*** Opening of ENTRIES SHOWN ***

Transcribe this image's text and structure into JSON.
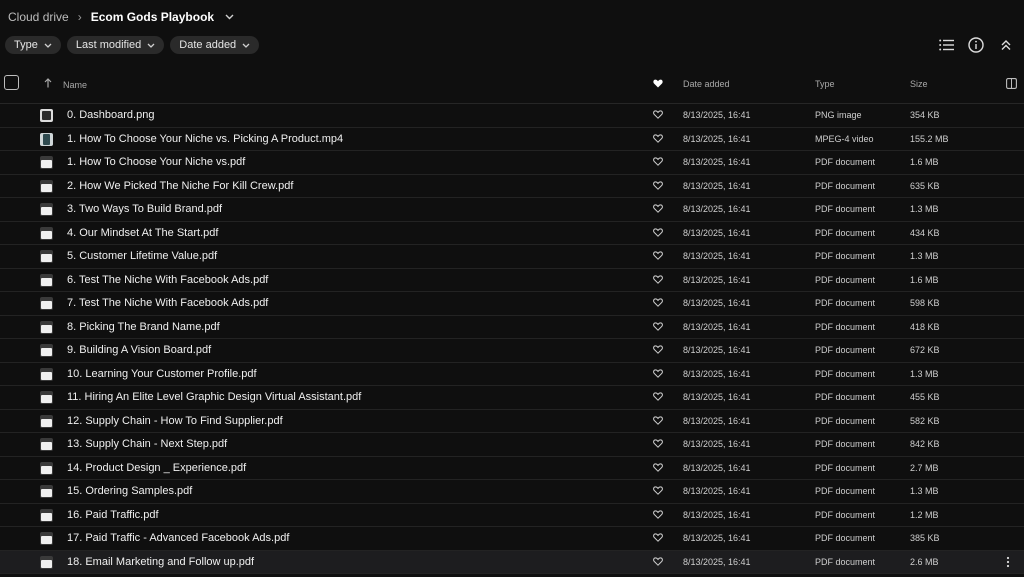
{
  "breadcrumb": {
    "root": "Cloud drive",
    "separator": "›",
    "current": "Ecom Gods Playbook"
  },
  "filters": [
    {
      "label": "Type"
    },
    {
      "label": "Last modified"
    },
    {
      "label": "Date added"
    }
  ],
  "toolbar": {
    "icons": [
      "list-view-icon",
      "info-icon",
      "collapse-icon"
    ]
  },
  "table": {
    "columns": {
      "name": "Name",
      "date_added": "Date added",
      "type": "Type",
      "size": "Size"
    },
    "rows": [
      {
        "name": "0. Dashboard.png",
        "date": "8/13/2025, 16:41",
        "type": "PNG image",
        "size": "354 KB",
        "icon": "image-file-icon"
      },
      {
        "name": "1. How To Choose Your Niche vs. Picking A Product.mp4",
        "date": "8/13/2025, 16:41",
        "type": "MPEG-4 video",
        "size": "155.2 MB",
        "icon": "video-file-icon"
      },
      {
        "name": "1. How To Choose Your Niche vs.pdf",
        "date": "8/13/2025, 16:41",
        "type": "PDF document",
        "size": "1.6 MB",
        "icon": "pdf-file-icon"
      },
      {
        "name": "2. How We Picked The Niche For Kill Crew.pdf",
        "date": "8/13/2025, 16:41",
        "type": "PDF document",
        "size": "635 KB",
        "icon": "pdf-file-icon"
      },
      {
        "name": "3. Two Ways To Build Brand.pdf",
        "date": "8/13/2025, 16:41",
        "type": "PDF document",
        "size": "1.3 MB",
        "icon": "pdf-file-icon"
      },
      {
        "name": "4. Our Mindset At The Start.pdf",
        "date": "8/13/2025, 16:41",
        "type": "PDF document",
        "size": "434 KB",
        "icon": "pdf-file-icon"
      },
      {
        "name": "5. Customer Lifetime Value.pdf",
        "date": "8/13/2025, 16:41",
        "type": "PDF document",
        "size": "1.3 MB",
        "icon": "pdf-file-icon"
      },
      {
        "name": "6. Test The Niche With Facebook Ads.pdf",
        "date": "8/13/2025, 16:41",
        "type": "PDF document",
        "size": "1.6 MB",
        "icon": "pdf-file-icon"
      },
      {
        "name": "7. Test The Niche With Facebook Ads.pdf",
        "date": "8/13/2025, 16:41",
        "type": "PDF document",
        "size": "598 KB",
        "icon": "pdf-file-icon"
      },
      {
        "name": "8. Picking The Brand Name.pdf",
        "date": "8/13/2025, 16:41",
        "type": "PDF document",
        "size": "418 KB",
        "icon": "pdf-file-icon"
      },
      {
        "name": "9. Building A Vision Board.pdf",
        "date": "8/13/2025, 16:41",
        "type": "PDF document",
        "size": "672 KB",
        "icon": "pdf-file-icon"
      },
      {
        "name": "10. Learning Your Customer Profile.pdf",
        "date": "8/13/2025, 16:41",
        "type": "PDF document",
        "size": "1.3 MB",
        "icon": "pdf-file-icon"
      },
      {
        "name": "11. Hiring An Elite Level Graphic Design Virtual Assistant.pdf",
        "date": "8/13/2025, 16:41",
        "type": "PDF document",
        "size": "455 KB",
        "icon": "pdf-file-icon"
      },
      {
        "name": "12. Supply Chain - How To Find Supplier.pdf",
        "date": "8/13/2025, 16:41",
        "type": "PDF document",
        "size": "582 KB",
        "icon": "pdf-file-icon"
      },
      {
        "name": "13. Supply Chain - Next Step.pdf",
        "date": "8/13/2025, 16:41",
        "type": "PDF document",
        "size": "842 KB",
        "icon": "pdf-file-icon"
      },
      {
        "name": "14. Product Design _ Experience.pdf",
        "date": "8/13/2025, 16:41",
        "type": "PDF document",
        "size": "2.7 MB",
        "icon": "pdf-file-icon"
      },
      {
        "name": "15. Ordering Samples.pdf",
        "date": "8/13/2025, 16:41",
        "type": "PDF document",
        "size": "1.3 MB",
        "icon": "pdf-file-icon"
      },
      {
        "name": "16. Paid Traffic.pdf",
        "date": "8/13/2025, 16:41",
        "type": "PDF document",
        "size": "1.2 MB",
        "icon": "pdf-file-icon"
      },
      {
        "name": "17. Paid Traffic - Advanced Facebook Ads.pdf",
        "date": "8/13/2025, 16:41",
        "type": "PDF document",
        "size": "385 KB",
        "icon": "pdf-file-icon"
      },
      {
        "name": "18. Email Marketing and Follow up.pdf",
        "date": "8/13/2025, 16:41",
        "type": "PDF document",
        "size": "2.6 MB",
        "icon": "pdf-file-icon",
        "selected": true
      }
    ]
  },
  "colors": {
    "background": "#0f0f0f",
    "chip": "#2a2a2a",
    "text": "#f0f0f0",
    "muted": "#cfcfcf",
    "row_border": "#232323",
    "selected_row": "#1d1d1f"
  }
}
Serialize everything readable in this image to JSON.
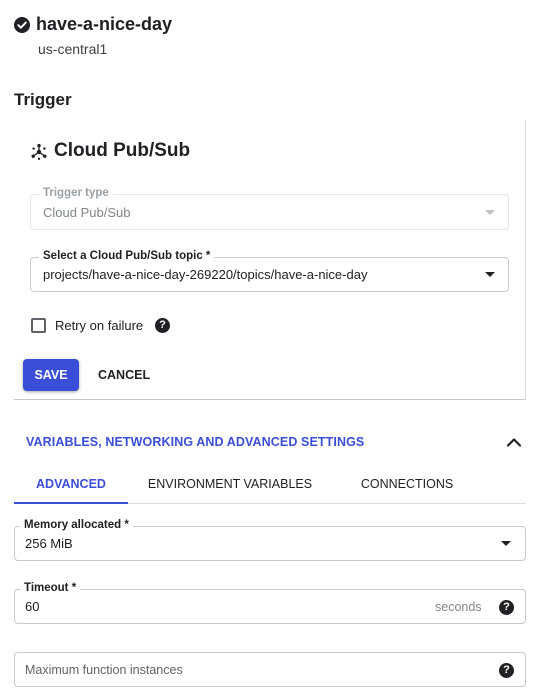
{
  "function": {
    "name": "have-a-nice-day",
    "region": "us-central1",
    "status_icon": "check-circle-icon"
  },
  "trigger_section": {
    "title": "Trigger",
    "card_title": "Cloud Pub/Sub",
    "card_icon": "pubsub-icon",
    "trigger_type": {
      "label": "Trigger type",
      "value": "Cloud Pub/Sub",
      "disabled": true
    },
    "topic": {
      "label": "Select a Cloud Pub/Sub topic *",
      "value": "projects/have-a-nice-day-269220/topics/have-a-nice-day"
    },
    "retry": {
      "label": "Retry on failure",
      "checked": false
    },
    "save_label": "SAVE",
    "cancel_label": "CANCEL"
  },
  "advanced_section": {
    "title": "VARIABLES, NETWORKING AND ADVANCED SETTINGS",
    "expanded": true,
    "tabs": [
      {
        "label": "ADVANCED",
        "active": true
      },
      {
        "label": "ENVIRONMENT VARIABLES",
        "active": false
      },
      {
        "label": "CONNECTIONS",
        "active": false
      }
    ],
    "memory": {
      "label": "Memory allocated *",
      "value": "256 MiB"
    },
    "timeout": {
      "label": "Timeout *",
      "value": "60",
      "suffix": "seconds"
    },
    "max_instances": {
      "placeholder": "Maximum function instances"
    }
  },
  "colors": {
    "accent": "#3b4ed8",
    "text": "#202124",
    "muted": "#80868b",
    "border": "#c8cacd"
  }
}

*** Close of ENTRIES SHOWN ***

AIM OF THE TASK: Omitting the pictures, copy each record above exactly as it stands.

ANSWER SECTION:
Transcribe this image's text and structure into JSON.
{
  "breadcrumb": {
    "root": "Cloud drive",
    "separator": "›",
    "current": "Ecom Gods Playbook"
  },
  "filters": [
    {
      "label": "Type"
    },
    {
      "label": "Last modified"
    },
    {
      "label": "Date added"
    }
  ],
  "toolbar": {
    "icons": [
      "list-view-icon",
      "info-icon",
      "collapse-icon"
    ]
  },
  "table": {
    "columns": {
      "name": "Name",
      "date_added": "Date added",
      "type": "Type",
      "size": "Size"
    },
    "rows": [
      {
        "name": "0. Dashboard.png",
        "date": "8/13/2025, 16:41",
        "type": "PNG image",
        "size": "354 KB",
        "icon": "image-file-icon"
      },
      {
        "name": "1. How To Choose Your Niche vs. Picking A Product.mp4",
        "date": "8/13/2025, 16:41",
        "type": "MPEG-4 video",
        "size": "155.2 MB",
        "icon": "video-file-icon"
      },
      {
        "name": "1. How To Choose Your Niche vs.pdf",
        "date": "8/13/2025, 16:41",
        "type": "PDF document",
        "size": "1.6 MB",
        "icon": "pdf-file-icon"
      },
      {
        "name": "2. How We Picked The Niche For Kill Crew.pdf",
        "date": "8/13/2025, 16:41",
        "type": "PDF document",
        "size": "635 KB",
        "icon": "pdf-file-icon"
      },
      {
        "name": "3. Two Ways To Build Brand.pdf",
        "date": "8/13/2025, 16:41",
        "type": "PDF document",
        "size": "1.3 MB",
        "icon": "pdf-file-icon"
      },
      {
        "name": "4. Our Mindset At The Start.pdf",
        "date": "8/13/2025, 16:41",
        "type": "PDF document",
        "size": "434 KB",
        "icon": "pdf-file-icon"
      },
      {
        "name": "5. Customer Lifetime Value.pdf",
        "date": "8/13/2025, 16:41",
        "type": "PDF document",
        "size": "1.3 MB",
        "icon": "pdf-file-icon"
      },
      {
        "name": "6. Test The Niche With Facebook Ads.pdf",
        "date": "8/13/2025, 16:41",
        "type": "PDF document",
        "size": "1.6 MB",
        "icon": "pdf-file-icon"
      },
      {
        "name": "7. Test The Niche With Facebook Ads.pdf",
        "date": "8/13/2025, 16:41",
        "type": "PDF document",
        "size": "598 KB",
        "icon": "pdf-file-icon"
      },
      {
        "name": "8. Picking The Brand Name.pdf",
        "date": "8/13/2025, 16:41",
        "type": "PDF document",
        "size": "418 KB",
        "icon": "pdf-file-icon"
      },
      {
        "name": "9. Building A Vision Board.pdf",
        "date": "8/13/2025, 16:41",
        "type": "PDF document",
        "size": "672 KB",
        "icon": "pdf-file-icon"
      },
      {
        "name": "10. Learning Your Customer Profile.pdf",
        "date": "8/13/2025, 16:41",
        "type": "PDF document",
        "size": "1.3 MB",
        "icon": "pdf-file-icon"
      },
      {
        "name": "11. Hiring An Elite Level Graphic Design Virtual Assistant.pdf",
        "date": "8/13/2025, 16:41",
        "type": "PDF document",
        "size": "455 KB",
        "icon": "pdf-file-icon"
      },
      {
        "name": "12. Supply Chain - How To Find Supplier.pdf",
        "date": "8/13/2025, 16:41",
        "type": "PDF document",
        "size": "582 KB",
        "icon": "pdf-file-icon"
      },
      {
        "name": "13. Supply Chain - Next Step.pdf",
        "date": "8/13/2025, 16:41",
        "type": "PDF document",
        "size": "842 KB",
        "icon": "pdf-file-icon"
      },
      {
        "name": "14. Product Design _ Experience.pdf",
        "date": "8/13/2025, 16:41",
        "type": "PDF document",
        "size": "2.7 MB",
        "icon": "pdf-file-icon"
      },
      {
        "name": "15. Ordering Samples.pdf",
        "date": "8/13/2025, 16:41",
        "type": "PDF document",
        "size": "1.3 MB",
        "icon": "pdf-file-icon"
      },
      {
        "name": "16. Paid Traffic.pdf",
        "date": "8/13/2025, 16:41",
        "type": "PDF document",
        "size": "1.2 MB",
        "icon": "pdf-file-icon"
      },
      {
        "name": "17. Paid Traffic - Advanced Facebook Ads.pdf",
        "date": "8/13/2025, 16:41",
        "type": "PDF document",
        "size": "385 KB",
        "icon": "pdf-file-icon"
      },
      {
        "name": "18. Email Marketing and Follow up.pdf",
        "date": "8/13/2025, 16:41",
        "type": "PDF document",
        "size": "2.6 MB",
        "icon": "pdf-file-icon",
        "selected": true
      }
    ]
  },
  "colors": {
    "background": "#0f0f0f",
    "chip": "#2a2a2a",
    "text": "#f0f0f0",
    "muted": "#cfcfcf",
    "row_border": "#232323",
    "selected_row": "#1d1d1f"
  }
}
Serialize everything readable in this image to JSON.
{
  "function": {
    "name": "have-a-nice-day",
    "region": "us-central1",
    "status_icon": "check-circle-icon"
  },
  "trigger_section": {
    "title": "Trigger",
    "card_title": "Cloud Pub/Sub",
    "card_icon": "pubsub-icon",
    "trigger_type": {
      "label": "Trigger type",
      "value": "Cloud Pub/Sub",
      "disabled": true
    },
    "topic": {
      "label": "Select a Cloud Pub/Sub topic *",
      "value": "projects/have-a-nice-day-269220/topics/have-a-nice-day"
    },
    "retry": {
      "label": "Retry on failure",
      "checked": false
    },
    "save_label": "SAVE",
    "cancel_label": "CANCEL"
  },
  "advanced_section": {
    "title": "VARIABLES, NETWORKING AND ADVANCED SETTINGS",
    "expanded": true,
    "tabs": [
      {
        "label": "ADVANCED",
        "active": true
      },
      {
        "label": "ENVIRONMENT VARIABLES",
        "active": false
      },
      {
        "label": "CONNECTIONS",
        "active": false
      }
    ],
    "memory": {
      "label": "Memory allocated *",
      "value": "256 MiB"
    },
    "timeout": {
      "label": "Timeout *",
      "value": "60",
      "suffix": "seconds"
    },
    "max_instances": {
      "placeholder": "Maximum function instances"
    }
  },
  "colors": {
    "accent": "#3b4ed8",
    "text": "#202124",
    "muted": "#80868b",
    "border": "#c8cacd"
  }
}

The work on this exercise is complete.